> [RECORDS FOR THIS EXERCISE]

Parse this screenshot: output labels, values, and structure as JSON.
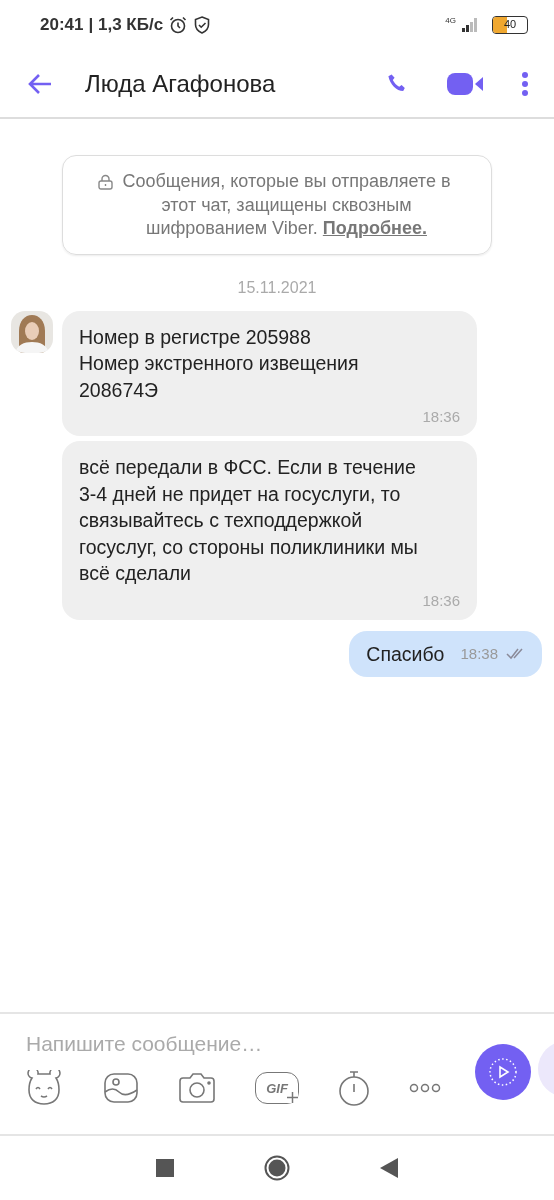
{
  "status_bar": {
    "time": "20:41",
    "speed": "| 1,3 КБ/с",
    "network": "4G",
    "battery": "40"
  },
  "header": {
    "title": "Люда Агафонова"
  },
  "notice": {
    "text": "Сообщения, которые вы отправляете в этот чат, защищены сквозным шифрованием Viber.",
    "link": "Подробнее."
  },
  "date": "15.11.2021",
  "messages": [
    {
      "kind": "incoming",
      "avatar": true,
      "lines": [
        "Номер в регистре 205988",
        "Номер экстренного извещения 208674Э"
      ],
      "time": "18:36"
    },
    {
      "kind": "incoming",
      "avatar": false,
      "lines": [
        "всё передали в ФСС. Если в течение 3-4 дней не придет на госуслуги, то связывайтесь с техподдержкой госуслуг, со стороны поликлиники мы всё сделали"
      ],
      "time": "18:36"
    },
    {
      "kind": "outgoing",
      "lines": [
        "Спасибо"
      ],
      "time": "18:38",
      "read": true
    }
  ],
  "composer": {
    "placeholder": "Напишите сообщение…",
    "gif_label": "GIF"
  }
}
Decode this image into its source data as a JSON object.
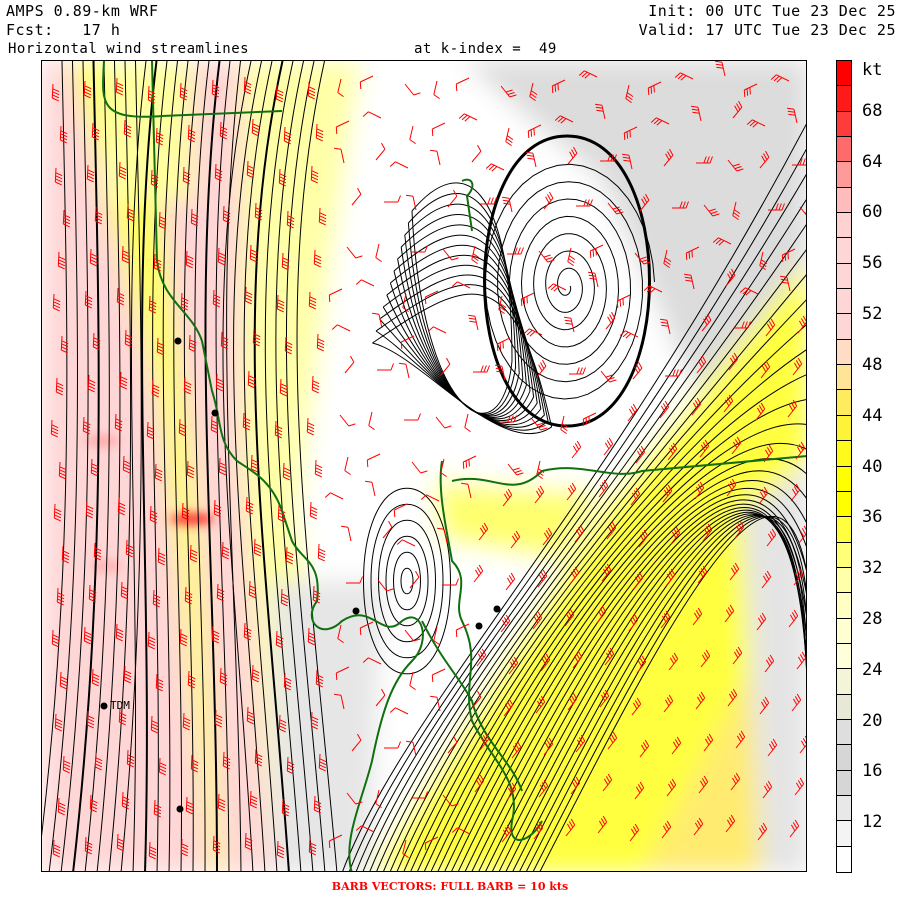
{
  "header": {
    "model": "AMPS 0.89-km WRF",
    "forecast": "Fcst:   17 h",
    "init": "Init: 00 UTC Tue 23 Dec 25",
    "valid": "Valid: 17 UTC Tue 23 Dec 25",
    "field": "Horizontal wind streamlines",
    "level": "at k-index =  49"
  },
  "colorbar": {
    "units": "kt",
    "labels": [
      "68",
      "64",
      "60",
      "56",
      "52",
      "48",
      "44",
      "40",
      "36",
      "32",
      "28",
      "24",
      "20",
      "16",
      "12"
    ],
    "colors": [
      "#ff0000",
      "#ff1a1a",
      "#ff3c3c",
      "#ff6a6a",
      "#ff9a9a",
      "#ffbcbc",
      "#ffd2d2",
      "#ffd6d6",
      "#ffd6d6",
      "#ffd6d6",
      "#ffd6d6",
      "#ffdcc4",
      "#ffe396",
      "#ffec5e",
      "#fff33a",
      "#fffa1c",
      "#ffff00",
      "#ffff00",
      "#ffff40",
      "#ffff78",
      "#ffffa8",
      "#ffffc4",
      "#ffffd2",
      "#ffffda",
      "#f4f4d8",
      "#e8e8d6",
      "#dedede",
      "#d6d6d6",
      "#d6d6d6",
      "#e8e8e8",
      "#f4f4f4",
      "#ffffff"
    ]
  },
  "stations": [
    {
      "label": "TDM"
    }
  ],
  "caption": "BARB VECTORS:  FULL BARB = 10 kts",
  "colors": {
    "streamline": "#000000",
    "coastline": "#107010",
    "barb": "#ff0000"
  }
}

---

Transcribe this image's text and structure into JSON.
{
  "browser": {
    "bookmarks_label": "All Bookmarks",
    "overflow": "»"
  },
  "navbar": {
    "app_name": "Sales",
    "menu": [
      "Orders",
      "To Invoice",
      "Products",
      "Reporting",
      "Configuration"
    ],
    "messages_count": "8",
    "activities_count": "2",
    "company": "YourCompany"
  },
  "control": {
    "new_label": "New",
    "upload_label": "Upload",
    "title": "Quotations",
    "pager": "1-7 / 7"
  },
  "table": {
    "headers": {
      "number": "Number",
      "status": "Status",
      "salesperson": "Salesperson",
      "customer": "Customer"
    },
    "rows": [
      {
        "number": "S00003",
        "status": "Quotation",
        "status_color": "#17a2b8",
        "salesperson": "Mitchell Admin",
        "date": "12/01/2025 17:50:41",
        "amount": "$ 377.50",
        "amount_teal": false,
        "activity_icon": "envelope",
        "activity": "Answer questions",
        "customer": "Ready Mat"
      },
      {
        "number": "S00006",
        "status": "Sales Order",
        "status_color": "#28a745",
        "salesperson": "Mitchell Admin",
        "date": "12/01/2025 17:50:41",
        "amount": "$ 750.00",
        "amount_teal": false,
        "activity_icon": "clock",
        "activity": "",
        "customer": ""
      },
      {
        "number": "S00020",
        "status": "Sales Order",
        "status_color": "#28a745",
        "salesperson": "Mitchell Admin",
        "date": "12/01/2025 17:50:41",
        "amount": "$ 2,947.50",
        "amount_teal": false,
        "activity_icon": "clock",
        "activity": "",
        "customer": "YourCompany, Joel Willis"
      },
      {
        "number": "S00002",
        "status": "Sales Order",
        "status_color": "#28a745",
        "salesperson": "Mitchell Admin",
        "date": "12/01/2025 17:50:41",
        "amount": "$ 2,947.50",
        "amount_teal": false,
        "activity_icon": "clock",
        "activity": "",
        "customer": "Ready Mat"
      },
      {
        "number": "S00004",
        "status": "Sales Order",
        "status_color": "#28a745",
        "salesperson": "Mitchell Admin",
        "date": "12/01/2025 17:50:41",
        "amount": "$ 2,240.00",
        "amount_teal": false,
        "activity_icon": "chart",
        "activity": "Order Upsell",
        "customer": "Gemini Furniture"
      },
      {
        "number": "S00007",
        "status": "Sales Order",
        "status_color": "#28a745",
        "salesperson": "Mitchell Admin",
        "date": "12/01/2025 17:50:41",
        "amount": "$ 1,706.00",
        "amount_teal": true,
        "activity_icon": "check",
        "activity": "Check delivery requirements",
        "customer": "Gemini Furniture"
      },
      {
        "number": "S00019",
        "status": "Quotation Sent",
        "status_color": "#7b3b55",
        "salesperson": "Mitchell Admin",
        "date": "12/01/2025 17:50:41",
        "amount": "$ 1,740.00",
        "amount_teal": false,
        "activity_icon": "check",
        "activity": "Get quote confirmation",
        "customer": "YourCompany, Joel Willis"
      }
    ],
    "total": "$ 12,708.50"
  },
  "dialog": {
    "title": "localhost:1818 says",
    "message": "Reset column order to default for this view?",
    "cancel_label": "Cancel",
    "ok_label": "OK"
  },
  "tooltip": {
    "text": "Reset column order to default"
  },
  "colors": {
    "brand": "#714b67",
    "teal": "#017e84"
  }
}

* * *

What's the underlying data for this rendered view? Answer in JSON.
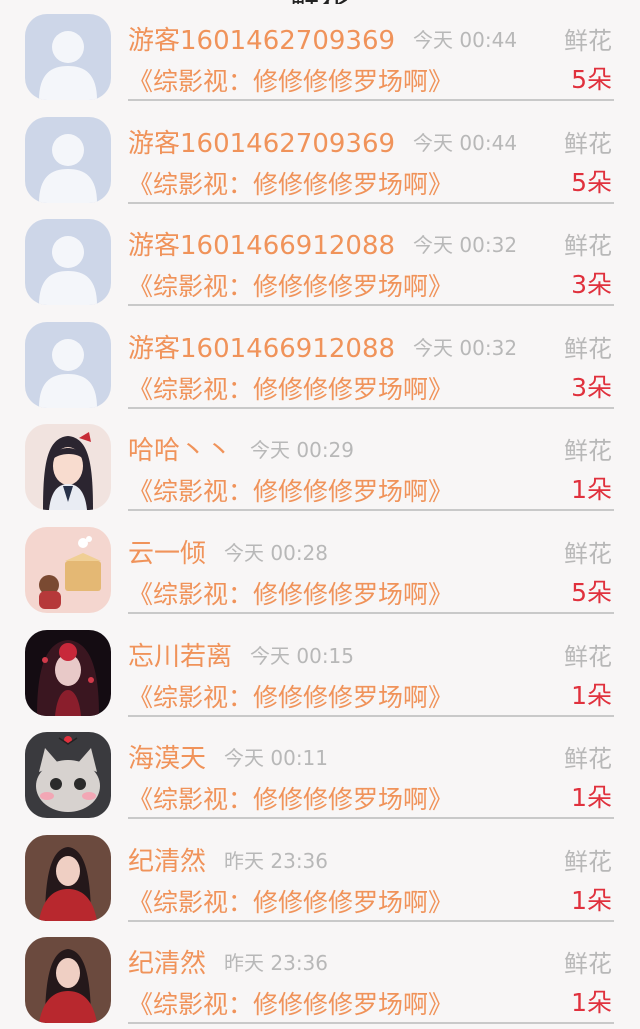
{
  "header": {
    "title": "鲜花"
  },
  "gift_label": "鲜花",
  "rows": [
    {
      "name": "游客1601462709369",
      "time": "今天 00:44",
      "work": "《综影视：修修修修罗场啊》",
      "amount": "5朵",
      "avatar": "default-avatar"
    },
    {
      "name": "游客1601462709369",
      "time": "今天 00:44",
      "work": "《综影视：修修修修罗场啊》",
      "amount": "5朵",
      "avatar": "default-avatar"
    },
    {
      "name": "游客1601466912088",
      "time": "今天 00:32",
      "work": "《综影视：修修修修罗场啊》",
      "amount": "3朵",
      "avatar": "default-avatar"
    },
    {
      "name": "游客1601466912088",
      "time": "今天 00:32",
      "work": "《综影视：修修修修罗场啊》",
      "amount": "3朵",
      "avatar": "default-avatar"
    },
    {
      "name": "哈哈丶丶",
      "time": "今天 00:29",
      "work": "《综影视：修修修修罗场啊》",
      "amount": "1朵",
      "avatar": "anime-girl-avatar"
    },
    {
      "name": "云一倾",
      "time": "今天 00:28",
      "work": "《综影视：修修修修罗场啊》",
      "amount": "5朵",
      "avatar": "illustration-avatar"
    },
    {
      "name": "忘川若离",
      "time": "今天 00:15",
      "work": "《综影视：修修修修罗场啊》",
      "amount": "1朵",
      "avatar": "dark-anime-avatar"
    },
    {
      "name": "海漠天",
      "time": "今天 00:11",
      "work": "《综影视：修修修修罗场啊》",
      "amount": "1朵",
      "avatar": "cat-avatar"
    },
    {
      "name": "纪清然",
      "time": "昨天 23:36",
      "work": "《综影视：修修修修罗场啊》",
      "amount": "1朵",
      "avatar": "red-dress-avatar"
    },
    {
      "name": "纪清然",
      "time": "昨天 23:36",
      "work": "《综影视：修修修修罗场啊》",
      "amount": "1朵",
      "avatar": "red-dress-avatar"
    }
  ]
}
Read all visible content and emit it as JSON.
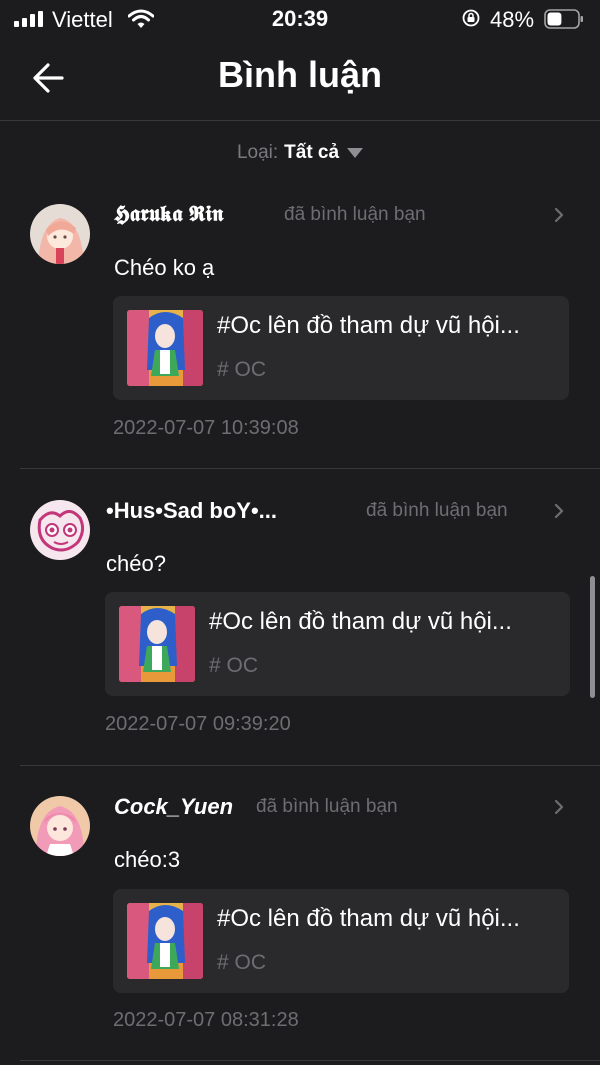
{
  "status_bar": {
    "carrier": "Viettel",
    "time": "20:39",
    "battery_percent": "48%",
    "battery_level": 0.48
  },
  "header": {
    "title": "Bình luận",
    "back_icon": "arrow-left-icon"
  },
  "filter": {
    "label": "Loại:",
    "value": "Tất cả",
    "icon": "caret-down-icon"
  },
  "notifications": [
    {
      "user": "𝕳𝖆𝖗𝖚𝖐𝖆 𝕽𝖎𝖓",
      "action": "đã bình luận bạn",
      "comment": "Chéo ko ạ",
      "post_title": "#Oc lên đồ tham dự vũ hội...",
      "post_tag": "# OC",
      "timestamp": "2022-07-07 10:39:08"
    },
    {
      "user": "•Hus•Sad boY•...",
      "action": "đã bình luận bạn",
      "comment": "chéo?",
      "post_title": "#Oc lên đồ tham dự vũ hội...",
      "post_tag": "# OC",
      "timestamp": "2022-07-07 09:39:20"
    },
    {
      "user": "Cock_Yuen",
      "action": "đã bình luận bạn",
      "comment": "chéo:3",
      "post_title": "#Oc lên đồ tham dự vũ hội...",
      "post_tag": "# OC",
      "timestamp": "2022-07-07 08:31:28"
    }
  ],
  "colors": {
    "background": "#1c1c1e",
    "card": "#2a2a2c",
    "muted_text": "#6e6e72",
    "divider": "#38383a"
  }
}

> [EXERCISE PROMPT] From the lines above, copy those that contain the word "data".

> [EXERCISE OUTPUT]
Decode this image into its source data as a JSON object.
What's the underlying data for this rendered view? Answer in JSON.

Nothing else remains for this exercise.